While looking around further, I stumbled upon this post on about changing from Disqus or an external site to use StaticMan for comments on GitHub Pages. StaticMan functions similarly to CommentIt except it puts every comment in a separate file in your repo under the /data/comments/[slug] path. Additionally, there is support for replies, notifications, and Captchas. Getting started is quite easy and fully documented. I did go down the route of trying to further customize my rendering and interface similar to what had done and thought it would be good to share some of the implementation details. Of particular importance, I’d look at the following files (on top of the JS and SCSS files):

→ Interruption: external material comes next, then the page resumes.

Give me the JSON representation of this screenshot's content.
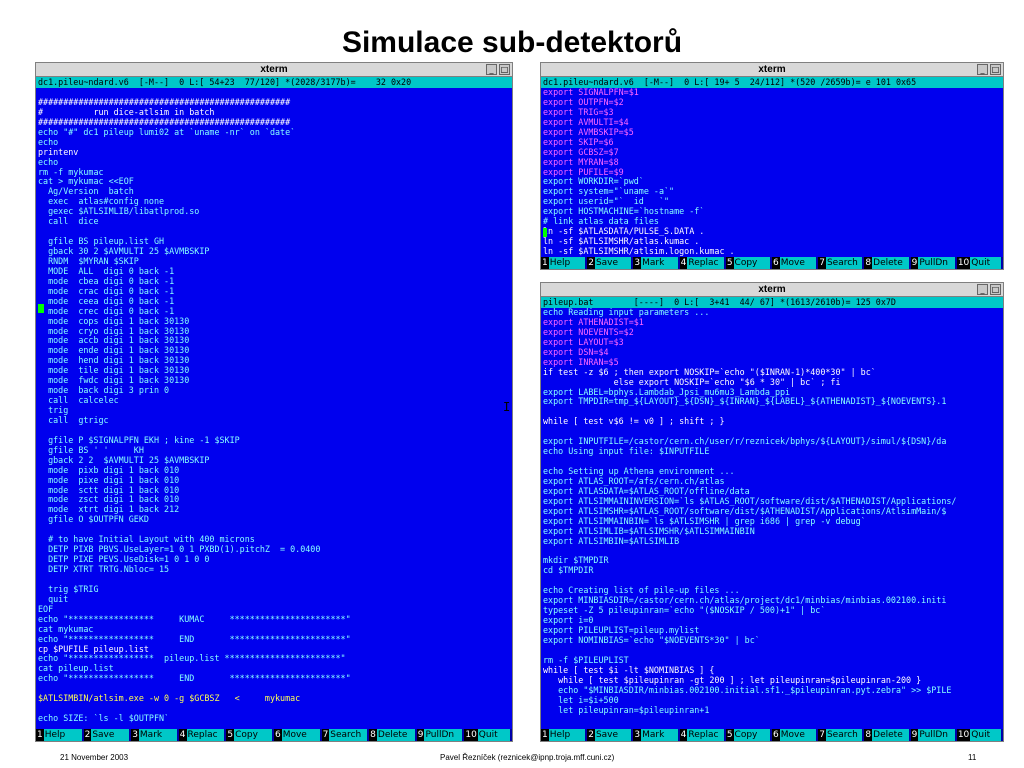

One of the big things I want to call out because I ran into issues with it multiple times is the ordering of the comments. Specifically, ordering didn’t seem to be the same when running the site locally and when it was showing up in GitHub Pages. I want to share what the comments.html looks like:

{% assign count = 0 %}
{% assign comments = ([page.slug] | where_exp: 'item', 'item.replying_to == ""' | sort: 'date') %} 
{% assign comments = (comments | sort) %}
{% for comment in comments %}              
  {% if comment[1].replying_to == "" %}    
    {% assign index       = (forloop.index | minus: count) %}
    {% assign r           = comment[1].replying_to %}
    {% assign replying_to = r | to_integer %}
    {% assign avatar      = comment[1].avatar %}
    {% assign email       = comment[1].email %}
    {% assign name        = comment[1].name %}
    {% assign url         = comment[1].url %}
    {% assign date        = comment[1].date %}
    {% assign message     = comment[1].message %}
    {% include comment.html index=index replying_to=replying_to avatar=avatar email=email name=name url=url date=date message=message %}
  {% else %}
  {% assign count = count | plus: 1 %}
  {% endif %}
{% endfor %}

For some reason, the query where we’re trying to get comments that have nothing in the replying_to field doesn’t work. I’ve seen other examples where they compare against blank as in where_exp: ‘item’, ‘item.replying to == blank’ but that didn’t work for me either. The sorting was very bizarre and didn’t make very much sense as, as near as I could tell, different rebuilds of the site lead to different ordering of the comments.

Importing Disqus Comments

The next step was to export the comments from Disqus which I did with these instructions. From there, I built a program to translate the XML into YML comment files. Once that was done, I just needed to copy the comments over and push them up to my repo. Now all of my comments are showing and their in the correct order.